By Reba Phelps
While my family is known to be open and honest about every minor detail there’s some things we never discussed growing up. Some things were just never questioned. We knew our family history.
Reflecting back I can’t distinguish if we were too busy being children or if we had a gut feeling telling us not to go there. Whatever the case, we never asked my father about his Vietnam War experience.
While my father was a proud member of the US Navy and a Veteran of the Vietnam War he absolutely never spoke of it.
He was a very quiet Veteran. He had all the memorabilia. He had the military id card. He had the yearbook with all of his peer’s photos. He had the basic stories of where he was stationed and how long he stayed on the ship. He could go through the yearbook and pick out his closest friends. My dad even had jokes about his military stay.
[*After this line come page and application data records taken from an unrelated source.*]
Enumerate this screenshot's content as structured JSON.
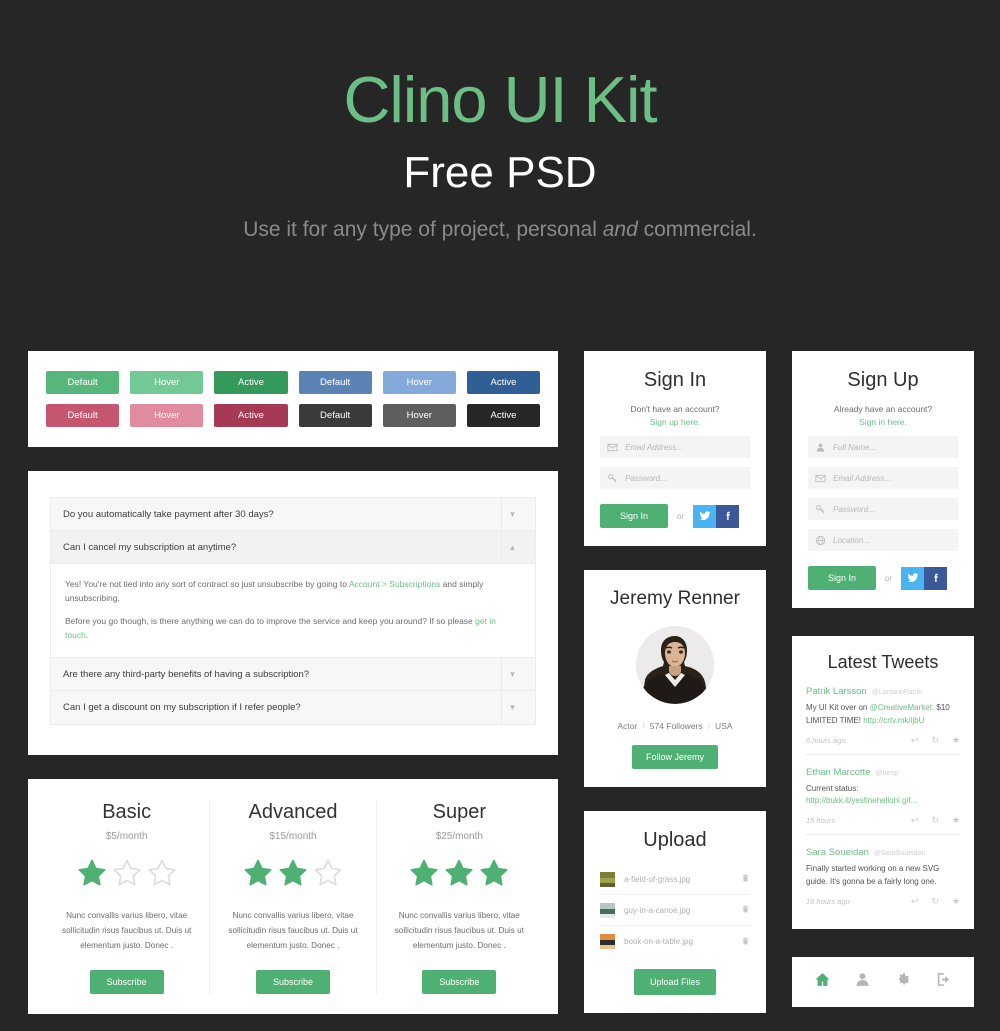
{
  "hero": {
    "title": "Clino UI Kit",
    "subtitle": "Free PSD",
    "description_pre": "Use it for any type of project, personal ",
    "description_em": "and",
    "description_post": " commercial."
  },
  "colors": {
    "background": "#262626",
    "green": "#4fb073",
    "green_light": "#6cbf84",
    "green_hover": "#72c995",
    "green_active": "#349a5c",
    "blue": "#5b83b5",
    "blue_hover": "#84aadb",
    "blue_active": "#2f5f95",
    "pink": "#c5566f",
    "pink_hover": "#e08ba0",
    "pink_active": "#a63a55",
    "dark": "#3b3b3b",
    "dark_hover": "#5e5e5e",
    "dark_active": "#272727",
    "twitter": "#4ab3f4",
    "facebook": "#3b5998"
  },
  "buttons": {
    "rows": [
      [
        {
          "label": "Default",
          "color": "#57b67c"
        },
        {
          "label": "Hover",
          "color": "#72c995"
        },
        {
          "label": "Active",
          "color": "#349a5c"
        },
        {
          "label": "Default",
          "color": "#5b83b5"
        },
        {
          "label": "Hover",
          "color": "#84aadb"
        },
        {
          "label": "Active",
          "color": "#2f5f95"
        }
      ],
      [
        {
          "label": "Default",
          "color": "#c5566f"
        },
        {
          "label": "Hover",
          "color": "#e08ba0"
        },
        {
          "label": "Active",
          "color": "#a63a55"
        },
        {
          "label": "Default",
          "color": "#3b3b3b"
        },
        {
          "label": "Hover",
          "color": "#5e5e5e"
        },
        {
          "label": "Active",
          "color": "#272727"
        }
      ]
    ]
  },
  "faq": {
    "items": [
      {
        "question": "Do you automatically take payment after 30 days?",
        "open": false
      },
      {
        "question": "Can I cancel my subscription at anytime?",
        "open": true
      },
      {
        "question": "Are there any third-party benefits of having a subscription?",
        "open": false
      },
      {
        "question": "Can I get a discount on my subscription if I refer people?",
        "open": false
      }
    ],
    "answer": {
      "p1_pre": "Yes! You're not tied into any sort of contract so just unsubscribe by going to ",
      "p1_link": "Account > Subscriptions",
      "p1_post": " and simply unsubscribing.",
      "p2_pre": "Before you go though, is there anything we can do to improve the service and keep you around? If so please ",
      "p2_link": "get in touch",
      "p2_post": "."
    },
    "arrow_down": "▼",
    "arrow_up": "▲"
  },
  "pricing": {
    "plans": [
      {
        "name": "Basic",
        "price": "$5/month",
        "stars_filled": 1,
        "stars_total": 3,
        "description": "Nunc convallis varius libero, vitae sollicitudin risus faucibus ut. Duis ut elementum justo. Donec .",
        "cta": "Subscribe"
      },
      {
        "name": "Advanced",
        "price": "$15/month",
        "stars_filled": 2,
        "stars_total": 3,
        "description": "Nunc convallis varius libero, vitae sollicitudin risus faucibus ut. Duis ut elementum justo. Donec .",
        "cta": "Subscribe"
      },
      {
        "name": "Super",
        "price": "$25/month",
        "stars_filled": 3,
        "stars_total": 3,
        "description": "Nunc convallis varius libero, vitae sollicitudin risus faucibus ut. Duis ut elementum justo. Donec .",
        "cta": "Subscribe"
      }
    ]
  },
  "signin": {
    "title": "Sign In",
    "prompt": "Don't have an account?",
    "prompt_link": "Sign up here.",
    "fields": [
      {
        "icon": "envelope-icon",
        "placeholder": "Email Address...",
        "value": ""
      },
      {
        "icon": "key-icon",
        "placeholder": "Password...",
        "value": ""
      }
    ],
    "submit": "Sign In",
    "or": "or",
    "social": [
      {
        "name": "twitter-button",
        "glyph": "🐦",
        "color": "#4ab3f4"
      },
      {
        "name": "facebook-button",
        "glyph": "f",
        "color": "#3b5998"
      }
    ]
  },
  "signup": {
    "title": "Sign Up",
    "prompt": "Already have an account?",
    "prompt_link": "Sign in here.",
    "fields": [
      {
        "icon": "user-icon",
        "placeholder": "Full Name...",
        "value": ""
      },
      {
        "icon": "envelope-icon",
        "placeholder": "Email Address...",
        "value": ""
      },
      {
        "icon": "key-icon",
        "placeholder": "Password...",
        "value": ""
      },
      {
        "icon": "globe-icon",
        "placeholder": "Location...",
        "value": ""
      }
    ],
    "submit": "Sign In",
    "or": "or"
  },
  "profile": {
    "name": "Jeremy Renner",
    "role": "Actor",
    "followers": "574 Followers",
    "country": "USA",
    "cta": "Follow Jeremy"
  },
  "upload": {
    "title": "Upload",
    "files": [
      {
        "name": "a-field-of-grass.jpg",
        "colors": [
          "#7a7f3c",
          "#9aa34e",
          "#5e6330"
        ]
      },
      {
        "name": "guy-in-a-canoe.jpg",
        "colors": [
          "#b8c6cc",
          "#4b6b55",
          "#e4e9ea"
        ]
      },
      {
        "name": "book-on-a-table.jpg",
        "colors": [
          "#e08a3c",
          "#2b2b2b",
          "#f0c08a"
        ]
      }
    ],
    "delete_icon": "trash-icon",
    "cta": "Upload Files"
  },
  "tweets": {
    "title": "Latest Tweets",
    "items": [
      {
        "user": "Patrik Larsson",
        "handle": "@LarssonPatrik",
        "body_pre": "My UI Kit over on ",
        "body_link1": "@CreativeMarket.",
        "body_mid": " $10 LIMITED TIME! ",
        "body_link2": "http://crtv.mk/ijbU",
        "time": "6 hours ago"
      },
      {
        "user": "Ethan Marcotte",
        "handle": "@beep",
        "body_pre": "Current status: ",
        "body_link1": "http://bukk.it/yesfinehellohi.gif...",
        "body_mid": "",
        "body_link2": "",
        "time": "15 hours"
      },
      {
        "user": "Sara Soueidan",
        "handle": "@SaraSoueidan",
        "body_pre": "Finally started working on a new SVG guide. It's gonna be a fairly long one.",
        "body_link1": "",
        "body_mid": "",
        "body_link2": "",
        "time": "18 hours ago"
      }
    ],
    "actions": [
      {
        "name": "reply-icon",
        "glyph": "↩"
      },
      {
        "name": "retweet-icon",
        "glyph": "↻"
      },
      {
        "name": "favorite-icon",
        "glyph": "★"
      }
    ]
  },
  "iconbar": {
    "items": [
      {
        "name": "home-icon",
        "active": true
      },
      {
        "name": "user-icon",
        "active": false
      },
      {
        "name": "gear-icon",
        "active": false
      },
      {
        "name": "logout-icon",
        "active": false
      }
    ]
  }
}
When he was in a bad mood or feeling impatient he would say, “my agent orange is acting up today.” We always laughed.
We never bothered to delve deeper into his military actions until my oldest daughter decided she needed more details and my lack of knowledge was completely unacceptable.
One weekend we met for a family lunch, which started like many others. A few text messages exchanged with family to see if anyone had lunch plans. A few more text messages debating the cuisine and location. Once settled, our clan descended upon a Natchitoches restaurant.
Shortly after ordering drinks and appetizers we exchanged a few pleasantries my daughter dropped a Texas size bomb and brought the whole table (and half the restaurant) to a screeching halt. She said, “So Pappaw, how many people did you have to kill while you were in Vietnam?”
The silence was deafening. You could have heard a pin drop. It seemed as though the tables around us paused and the waitresses waited to see what happened. Our whole table, including my new stepmom, stopped visiting and looked at me. Being the child’s parent I was about to plunge into rescue and education mode. I planned on apologizing for her outburst and discussing the proper etiquette of addressing a Veteran and their memoirs.
Before I could, my father replied, “It was so many I couldn’t keep up with it.”
Obviously he was being humorous, but after he broke the ice, he was like a fountain overflowing. He began by telling us about the recruiting process. He wasn’t sure they’d accept him because he lost most of the sight in his right eye after a childhood infection.
Growing up he had many role models who joined the military. Every single one of his brothers served in a branch.
While assigned to a communication ship, he had to sleep with his leg wrapped around the chains anchoring the beds to the wall because when they hit large waves they would fall out of the bed onto the steel floor.
When he arrived in Vietnam they were nearing a shore where a battle was taking place and he could feel the gunshot vibrations on the ship. A jet flew over them that had been struck and he still remembers what the heat felt like from that moment.
He shared that his deployment was for Westpac and Vietnam.
While we hung on every word that was finally coming forth from the silent man we lived with, our hearts were broken for him. He explained that when he and the others returned home there were no hero’s welcomes. They were treated so poorly and were mostly met with protesters.
He did go on to share that it touches his soul to see our Troops being so loved and welcomed when they come home. He can rarely watch it on TV without shedding a tear.
Meredith’s seemingly inappropriate question opened the door for many conversations with my father that included the name of the two ships he traveled on and many other details that make up the beauty and history of his time served in the US Navy. Recently I located the information on the two ships and shared it with him. It brought back a multitude of memories and I think just enough time has passed where he can truly reflect on his experience and appreciate that God spared his life during that time and enabled him to come back home to continue the journey that created a whole family.
My father’s birthday is May 30 and it always falls around Memorial Day. Every birthday that roles around for him is a complete blessing and a reminder of the military men and women who so willingly gave their lives so that we can enjoy the freedoms we have.
“Blessed be the Lord, my rock, who trains my hands for war, and my fingers for battle; My Lovingkindness and my fortress, My stronghold and my deliverer, My shield and he in whom I take refuge, who subdues my people under me”